Falkirk Council’s housing spokesman has reassured tenants living in the town’s high rise flats on safety isues following the devastating blaze at Grenfell Tower in London that so far has claimed 12 lives.
Councillor Gordon Hughes said: “We are obviously shocked by these events and our thoughts are with those affected by this terrible incident.
“We have rigorous safety procedures and checks in place across all our high rise flats and undertake independent fire safety checks annually on all our buildings.
“Specialised checks are also carried out on fire prevention equipment, lighting and fire extinguishers, and these are supplemented by regular visits and checks by housing staff with fire and safety advice given.
“We liaise regularly with the Scottish Fire and Rescue Service to ensure our procedures and advice are up to date, and if any changes are required we would implement those as a matter of priority.”
Assistant Chief Fire Officer David McGown, director of Prevention and Detection for the Scottish Fire and Rescue Service, said: “Our thoughts are firmly with those who have been affected by the incident at Grenfell Tower and with our emergency service colleagues who are in attendance.
“The Scottish Fire and Rescue Service works closely with local authorities and housing associations to ensure the safety of occupants in high rise buildings.
“I would remind communities in Scotland we are here to support them, most notably through our free home fire safety visits where firefighters will provide advice and guidance on what to do in the event of an emergency.
“Specific safety information relating to high rise premises is available on the Scottish Fire and Rescue website.”
There are 13 high rise blocks in Falkirk.
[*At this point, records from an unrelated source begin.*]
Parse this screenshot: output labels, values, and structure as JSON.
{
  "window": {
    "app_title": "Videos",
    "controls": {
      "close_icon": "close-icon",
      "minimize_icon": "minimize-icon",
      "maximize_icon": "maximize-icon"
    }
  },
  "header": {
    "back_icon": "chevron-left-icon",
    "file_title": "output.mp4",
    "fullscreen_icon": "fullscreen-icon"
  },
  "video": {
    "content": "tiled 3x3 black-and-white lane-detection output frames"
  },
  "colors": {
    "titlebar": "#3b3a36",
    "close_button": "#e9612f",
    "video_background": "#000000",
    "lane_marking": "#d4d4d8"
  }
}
The oldest are 51 years old.
The first two, Parkfoot and Glenbrae were built by Wimpey and completed in 1966. They were followed by Leishman, Belmont, Eastburn, Marshall, Maxwell, Symon and Paterson Towers built by Crudens a year later.
Breton and Corentin were both built by Bison and occupied in 1968 and 1970 respectively. The final two, Glenfuir and Greenbank, also constructed by Wimpey, were finished in 1972.